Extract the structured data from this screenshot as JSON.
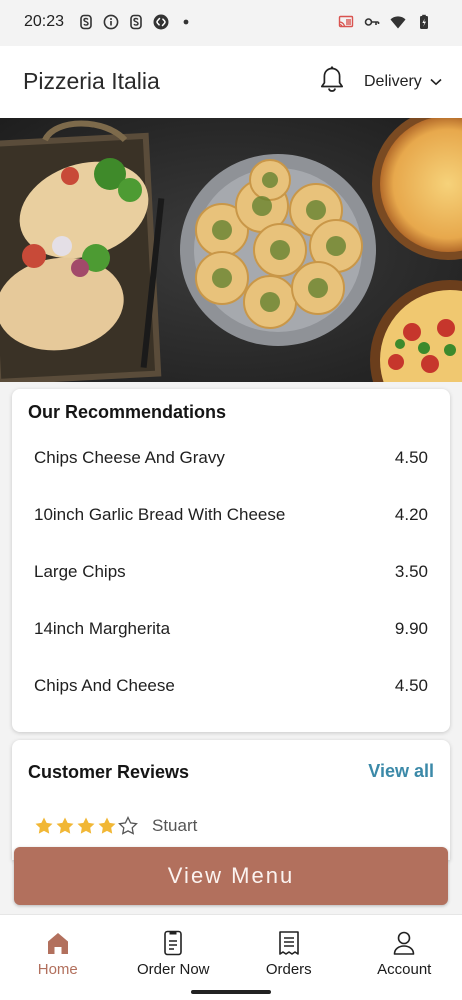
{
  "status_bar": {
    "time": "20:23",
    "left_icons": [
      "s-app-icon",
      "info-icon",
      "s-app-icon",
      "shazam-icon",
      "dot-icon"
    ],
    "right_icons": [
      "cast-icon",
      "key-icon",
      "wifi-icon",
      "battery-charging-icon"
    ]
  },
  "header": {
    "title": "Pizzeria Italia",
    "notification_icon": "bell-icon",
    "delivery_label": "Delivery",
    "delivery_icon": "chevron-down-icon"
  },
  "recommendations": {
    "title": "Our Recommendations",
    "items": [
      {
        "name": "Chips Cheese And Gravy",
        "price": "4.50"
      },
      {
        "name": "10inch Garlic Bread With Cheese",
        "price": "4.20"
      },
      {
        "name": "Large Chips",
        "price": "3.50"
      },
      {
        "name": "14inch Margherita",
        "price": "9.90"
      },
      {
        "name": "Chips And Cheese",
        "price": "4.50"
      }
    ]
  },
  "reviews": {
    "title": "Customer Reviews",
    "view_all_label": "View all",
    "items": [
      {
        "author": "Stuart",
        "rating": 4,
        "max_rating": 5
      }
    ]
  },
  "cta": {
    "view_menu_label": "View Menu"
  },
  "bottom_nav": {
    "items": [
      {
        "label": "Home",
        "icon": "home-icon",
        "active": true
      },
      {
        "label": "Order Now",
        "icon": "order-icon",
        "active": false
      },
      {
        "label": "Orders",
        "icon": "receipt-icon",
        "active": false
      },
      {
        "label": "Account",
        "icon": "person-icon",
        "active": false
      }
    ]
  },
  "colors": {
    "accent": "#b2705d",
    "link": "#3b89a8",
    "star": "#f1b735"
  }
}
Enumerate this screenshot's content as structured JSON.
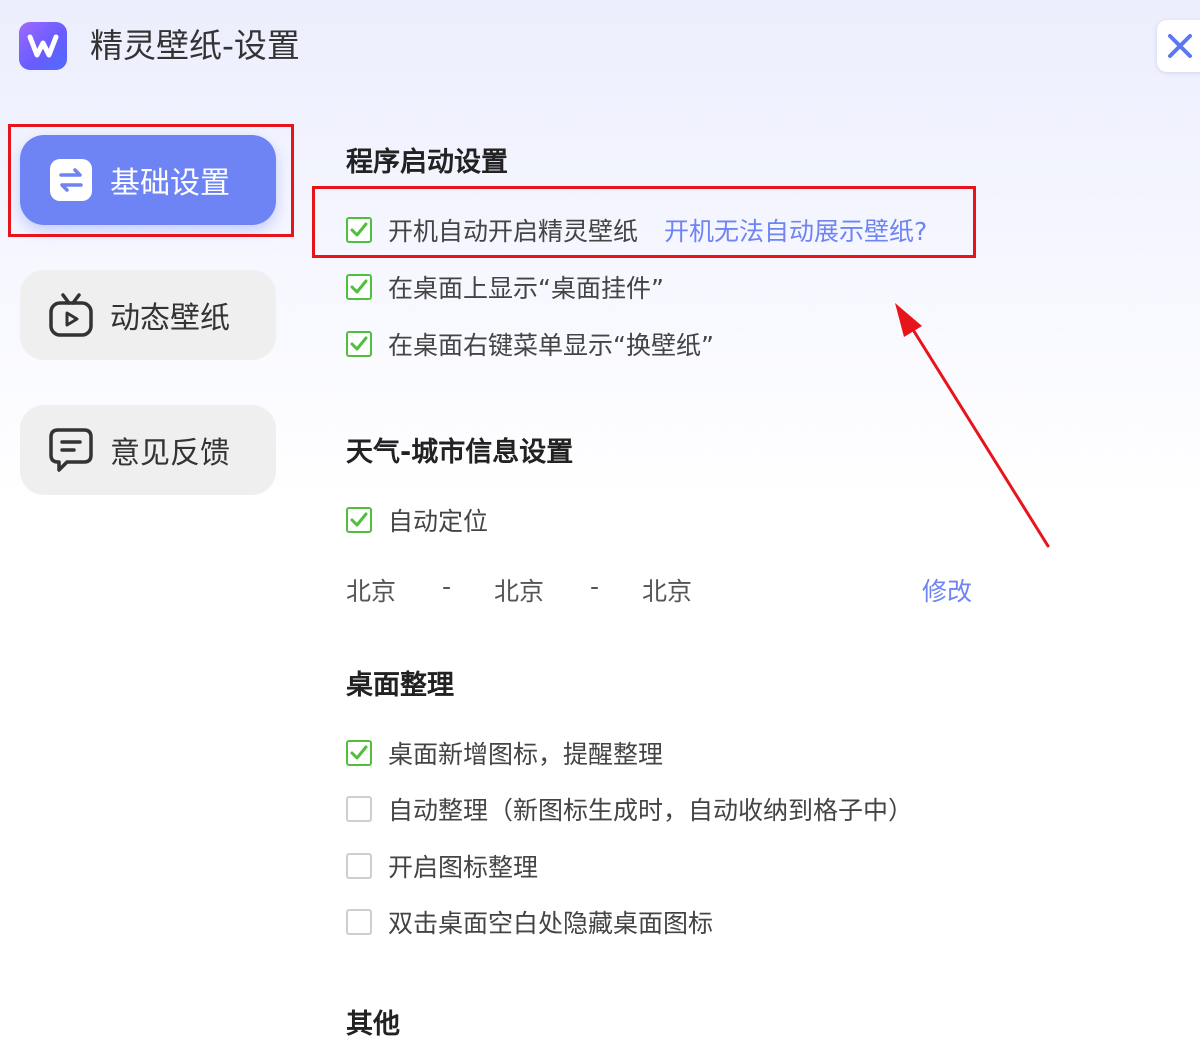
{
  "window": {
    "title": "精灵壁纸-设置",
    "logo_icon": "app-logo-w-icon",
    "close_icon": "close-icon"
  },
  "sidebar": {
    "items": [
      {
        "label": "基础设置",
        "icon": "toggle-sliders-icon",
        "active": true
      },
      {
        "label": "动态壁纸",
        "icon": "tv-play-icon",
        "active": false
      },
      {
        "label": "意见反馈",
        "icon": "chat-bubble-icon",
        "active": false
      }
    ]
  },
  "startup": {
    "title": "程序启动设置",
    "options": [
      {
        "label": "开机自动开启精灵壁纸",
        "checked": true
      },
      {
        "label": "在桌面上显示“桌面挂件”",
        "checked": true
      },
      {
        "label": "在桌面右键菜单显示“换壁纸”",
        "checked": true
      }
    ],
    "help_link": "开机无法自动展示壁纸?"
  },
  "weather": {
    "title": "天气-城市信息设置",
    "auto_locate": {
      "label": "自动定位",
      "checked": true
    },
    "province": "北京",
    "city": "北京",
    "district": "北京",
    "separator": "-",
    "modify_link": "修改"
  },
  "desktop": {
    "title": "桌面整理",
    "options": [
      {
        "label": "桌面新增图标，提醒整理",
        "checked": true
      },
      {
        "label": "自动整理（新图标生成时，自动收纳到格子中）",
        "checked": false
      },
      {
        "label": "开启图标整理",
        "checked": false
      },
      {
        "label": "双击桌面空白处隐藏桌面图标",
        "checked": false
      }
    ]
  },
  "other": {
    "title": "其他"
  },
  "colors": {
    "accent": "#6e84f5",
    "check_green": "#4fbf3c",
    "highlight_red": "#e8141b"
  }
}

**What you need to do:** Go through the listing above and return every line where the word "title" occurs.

**Answer box:**
    "title": "Pizzeria Italia",
    "title": "Our Recommendations",
    "title": "Customer Reviews",
    "title": "精灵壁纸-设置",
    "title": "程序启动设置",
    "title": "天气-城市信息设置",
    "title": "桌面整理",
    "title": "其他"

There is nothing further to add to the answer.